The website at www.EmpoweringOurEducators.co.uk invites parents, carers and residents across Argyll and Bute to have their say on the proposed changes which could see around 80 current headteacher posts become just 14.

The website includes a short film and gives details to download as part of a consultation giving people the chance to influence the proposals as they are developed, says the council.

It has agreed a contract worth £23,180 plus VAT with a marketing agency to help run the consultation.

According to the council, toolkits to run consultations have been sent to all community councils and parent councils in Argyll and Bute so they can hold their own feedback sessions and report back – the deadline for responses is February 4.

But lobbying group WISE4ALL says it is not a true consultation.

‘This is a series of assertions to which we are asked to agree or disagree,’ said a spokesperson.

The issue was one of the items on the agenda at a meeting of East Kintyre Community Council (EKCC) last Thursday, December 2.

EKCC convenor Ian Brodie told the Courier this week that the community council was concerned it was no more than ‘a cost-saving exercise being packaged as strategic leadership improvement’.

‘Kintyre already has cluster schools within the primary sector which have yet to provide evidence of success,’ he said.

‘In the interests of future-proofing the repopulation of our rural villages, it is a very real fear that this will be a further step to the closure of rural schools which will be devastating to our community.

‘Centralisation rarely works, as is evident throughout the public and private sector.

‘It was only months ago that community councils were meeting with the chief executive and education authority, discussing the failings of Campbeltown Grammar School.

‘The school is in a better place at the moment but to centralise the leadership to a ‘super head’ would put an already fragile structure under unnecessary strain.’

Councillor Alastair Redman, who was in attendance at the EKCC meeting, said he did not support the proposed executive headships, saying it would be a ‘negative’ change.

‘There are broad concerns about how schools will operate effectively in the delivery, quality and equity of education in Argyll and Bute if the proposed move to executive headships goes ahead,’ he said.

‘Argyll and Bute Council is currently employing an outside marketing agency to consult teachers, school staff and the communities they serve on this proposal.

‘However, many feel this is something that’s already done and this exercise is about selling this proposal to the communities rather than genuinely seeking views.

‘This consultation will also cost the hard-pressed taxpayer a great deal and perhaps that money could be better invested in repairing and refurbishing some of our local schools.’

Mr Brodie said: ‘Communities in Argyll and Bute have been struggling after the pandemic, to reset and build back from their losses in 2020, and are looking forward to being able to celebrate the festive season in 2021; the timing of this consultation indicates how far removed the education authority is from the communities it serves, leaving this community council feeling rather cynical.’

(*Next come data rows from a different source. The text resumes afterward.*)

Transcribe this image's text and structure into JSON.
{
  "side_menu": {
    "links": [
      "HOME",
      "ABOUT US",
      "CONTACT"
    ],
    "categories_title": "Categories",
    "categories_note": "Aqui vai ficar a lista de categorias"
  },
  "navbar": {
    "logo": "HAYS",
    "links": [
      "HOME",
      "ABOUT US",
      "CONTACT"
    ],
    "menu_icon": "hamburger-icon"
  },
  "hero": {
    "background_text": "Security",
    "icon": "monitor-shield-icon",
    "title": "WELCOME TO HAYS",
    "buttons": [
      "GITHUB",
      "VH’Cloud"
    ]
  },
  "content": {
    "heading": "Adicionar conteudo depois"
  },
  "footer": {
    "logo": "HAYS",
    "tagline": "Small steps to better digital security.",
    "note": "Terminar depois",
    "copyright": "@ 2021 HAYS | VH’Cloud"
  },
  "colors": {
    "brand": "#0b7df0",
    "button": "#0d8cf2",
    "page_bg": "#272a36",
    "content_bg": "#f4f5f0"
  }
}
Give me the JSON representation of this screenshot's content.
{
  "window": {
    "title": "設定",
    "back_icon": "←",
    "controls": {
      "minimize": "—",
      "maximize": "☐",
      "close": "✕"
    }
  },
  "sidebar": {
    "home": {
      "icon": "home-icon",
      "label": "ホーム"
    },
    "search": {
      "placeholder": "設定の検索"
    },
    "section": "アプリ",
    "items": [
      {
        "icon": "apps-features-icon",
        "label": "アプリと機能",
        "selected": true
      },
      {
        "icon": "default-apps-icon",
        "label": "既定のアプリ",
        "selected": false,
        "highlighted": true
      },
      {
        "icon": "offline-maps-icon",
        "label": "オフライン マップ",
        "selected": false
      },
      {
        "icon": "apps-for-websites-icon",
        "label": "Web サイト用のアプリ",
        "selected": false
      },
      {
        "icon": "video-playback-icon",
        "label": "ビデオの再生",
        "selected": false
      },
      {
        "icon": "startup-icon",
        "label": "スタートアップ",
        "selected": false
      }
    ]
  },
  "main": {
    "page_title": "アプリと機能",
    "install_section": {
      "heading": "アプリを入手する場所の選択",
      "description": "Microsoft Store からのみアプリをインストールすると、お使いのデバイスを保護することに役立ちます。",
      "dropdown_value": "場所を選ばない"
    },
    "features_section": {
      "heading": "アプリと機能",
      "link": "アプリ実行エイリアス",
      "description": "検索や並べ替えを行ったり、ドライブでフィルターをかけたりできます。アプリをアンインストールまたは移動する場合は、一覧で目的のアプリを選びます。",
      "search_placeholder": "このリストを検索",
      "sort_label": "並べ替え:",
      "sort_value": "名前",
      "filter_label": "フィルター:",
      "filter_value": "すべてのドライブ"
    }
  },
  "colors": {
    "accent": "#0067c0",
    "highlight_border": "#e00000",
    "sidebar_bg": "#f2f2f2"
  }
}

Argyll and Bute Council’s policy lead for education Councillor Yvonne McNeilly said the best outcomes for young people were at the heart of all the council’s work.

She said: ‘We are a council that listens to our communities and this proactive engagement programme is at the core of our decision-making.’